• [Task to complete]: Each line below must be reproduced exactly.

═══

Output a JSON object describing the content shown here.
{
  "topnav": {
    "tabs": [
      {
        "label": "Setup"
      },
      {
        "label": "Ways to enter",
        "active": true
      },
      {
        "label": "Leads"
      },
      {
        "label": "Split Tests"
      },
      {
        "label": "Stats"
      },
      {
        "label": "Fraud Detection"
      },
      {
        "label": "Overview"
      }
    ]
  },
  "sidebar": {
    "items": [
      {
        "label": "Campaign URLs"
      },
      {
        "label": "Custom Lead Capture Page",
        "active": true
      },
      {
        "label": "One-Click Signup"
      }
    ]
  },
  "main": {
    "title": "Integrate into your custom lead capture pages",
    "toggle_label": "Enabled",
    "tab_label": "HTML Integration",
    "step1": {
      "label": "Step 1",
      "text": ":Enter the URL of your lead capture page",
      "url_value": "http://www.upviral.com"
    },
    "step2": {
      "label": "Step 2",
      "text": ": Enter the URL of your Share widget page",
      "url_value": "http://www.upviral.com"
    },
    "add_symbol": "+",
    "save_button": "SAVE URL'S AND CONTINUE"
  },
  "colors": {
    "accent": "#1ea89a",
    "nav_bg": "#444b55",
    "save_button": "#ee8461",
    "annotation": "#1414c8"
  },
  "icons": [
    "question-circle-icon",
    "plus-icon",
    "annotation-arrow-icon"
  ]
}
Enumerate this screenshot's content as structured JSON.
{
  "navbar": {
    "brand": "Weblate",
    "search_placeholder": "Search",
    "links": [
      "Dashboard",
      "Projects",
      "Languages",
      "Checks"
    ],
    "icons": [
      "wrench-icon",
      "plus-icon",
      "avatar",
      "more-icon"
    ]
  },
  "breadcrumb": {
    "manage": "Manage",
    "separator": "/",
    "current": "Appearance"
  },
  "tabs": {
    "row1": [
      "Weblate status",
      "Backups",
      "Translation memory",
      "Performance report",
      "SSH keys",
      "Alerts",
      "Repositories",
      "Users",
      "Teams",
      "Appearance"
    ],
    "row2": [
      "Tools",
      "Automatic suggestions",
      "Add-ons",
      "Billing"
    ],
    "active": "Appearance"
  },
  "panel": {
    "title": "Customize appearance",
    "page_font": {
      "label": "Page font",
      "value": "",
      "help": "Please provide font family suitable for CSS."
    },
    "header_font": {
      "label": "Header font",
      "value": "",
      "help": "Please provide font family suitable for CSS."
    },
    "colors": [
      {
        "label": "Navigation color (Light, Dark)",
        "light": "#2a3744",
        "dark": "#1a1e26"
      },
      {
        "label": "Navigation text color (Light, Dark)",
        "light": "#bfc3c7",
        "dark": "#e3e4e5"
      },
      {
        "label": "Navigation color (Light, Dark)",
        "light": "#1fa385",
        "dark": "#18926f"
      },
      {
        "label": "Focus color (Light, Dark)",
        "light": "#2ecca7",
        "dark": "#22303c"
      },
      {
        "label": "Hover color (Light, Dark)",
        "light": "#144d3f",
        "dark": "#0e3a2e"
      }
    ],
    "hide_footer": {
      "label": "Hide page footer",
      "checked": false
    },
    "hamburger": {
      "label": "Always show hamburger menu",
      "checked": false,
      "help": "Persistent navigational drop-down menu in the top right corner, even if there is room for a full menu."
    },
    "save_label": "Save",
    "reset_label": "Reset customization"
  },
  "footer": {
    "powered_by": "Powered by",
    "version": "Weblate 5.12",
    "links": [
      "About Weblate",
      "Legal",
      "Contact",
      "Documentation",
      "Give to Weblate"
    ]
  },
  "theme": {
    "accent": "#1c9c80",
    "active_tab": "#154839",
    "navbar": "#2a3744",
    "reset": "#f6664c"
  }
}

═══

• [Answer section]:
Output a JSON object describing the content shown here.
{
  "topnav": {
    "tabs": [
      {
        "label": "Setup"
      },
      {
        "label": "Ways to enter",
        "active": true
      },
      {
        "label": "Leads"
      },
      {
        "label": "Split Tests"
      },
      {
        "label": "Stats"
      },
      {
        "label": "Fraud Detection"
      },
      {
        "label": "Overview"
      }
    ]
  },
  "sidebar": {
    "items": [
      {
        "label": "Campaign URLs"
      },
      {
        "label": "Custom Lead Capture Page",
        "active": true
      },
      {
        "label": "One-Click Signup"
      }
    ]
  },
  "main": {
    "title": "Integrate into your custom lead capture pages",
    "toggle_label": "Enabled",
    "tab_label": "HTML Integration",
    "step1": {
      "label": "Step 1",
      "text": ":Enter the URL of your lead capture page",
      "url_value": "http://www.upviral.com"
    },
    "step2": {
      "label": "Step 2",
      "text": ": Enter the URL of your Share widget page",
      "url_value": "http://www.upviral.com"
    },
    "add_symbol": "+",
    "save_button": "SAVE URL'S AND CONTINUE"
  },
  "colors": {
    "accent": "#1ea89a",
    "nav_bg": "#444b55",
    "save_button": "#ee8461",
    "annotation": "#1414c8"
  },
  "icons": [
    "question-circle-icon",
    "plus-icon",
    "annotation-arrow-icon"
  ]
}
Enumerate this screenshot's content as structured JSON.
{
  "navbar": {
    "brand": "Weblate",
    "search_placeholder": "Search",
    "links": [
      "Dashboard",
      "Projects",
      "Languages",
      "Checks"
    ],
    "icons": [
      "wrench-icon",
      "plus-icon",
      "avatar",
      "more-icon"
    ]
  },
  "breadcrumb": {
    "manage": "Manage",
    "separator": "/",
    "current": "Appearance"
  },
  "tabs": {
    "row1": [
      "Weblate status",
      "Backups",
      "Translation memory",
      "Performance report",
      "SSH keys",
      "Alerts",
      "Repositories",
      "Users",
      "Teams",
      "Appearance"
    ],
    "row2": [
      "Tools",
      "Automatic suggestions",
      "Add-ons",
      "Billing"
    ],
    "active": "Appearance"
  },
  "panel": {
    "title": "Customize appearance",
    "page_font": {
      "label": "Page font",
      "value": "",
      "help": "Please provide font family suitable for CSS."
    },
    "header_font": {
      "label": "Header font",
      "value": "",
      "help": "Please provide font family suitable for CSS."
    },
    "colors": [
      {
        "label": "Navigation color (Light, Dark)",
        "light": "#2a3744",
        "dark": "#1a1e26"
      },
      {
        "label": "Navigation text color (Light, Dark)",
        "light": "#bfc3c7",
        "dark": "#e3e4e5"
      },
      {
        "label": "Navigation color (Light, Dark)",
        "light": "#1fa385",
        "dark": "#18926f"
      },
      {
        "label": "Focus color (Light, Dark)",
        "light": "#2ecca7",
        "dark": "#22303c"
      },
      {
        "label": "Hover color (Light, Dark)",
        "light": "#144d3f",
        "dark": "#0e3a2e"
      }
    ],
    "hide_footer": {
      "label": "Hide page footer",
      "checked": false
    },
    "hamburger": {
      "label": "Always show hamburger menu",
      "checked": false,
      "help": "Persistent navigational drop-down menu in the top right corner, even if there is room for a full menu."
    },
    "save_label": "Save",
    "reset_label": "Reset customization"
  },
  "footer": {
    "powered_by": "Powered by",
    "version": "Weblate 5.12",
    "links": [
      "About Weblate",
      "Legal",
      "Contact",
      "Documentation",
      "Give to Weblate"
    ]
  },
  "theme": {
    "accent": "#1c9c80",
    "active_tab": "#154839",
    "navbar": "#2a3744",
    "reset": "#f6664c"
  }
}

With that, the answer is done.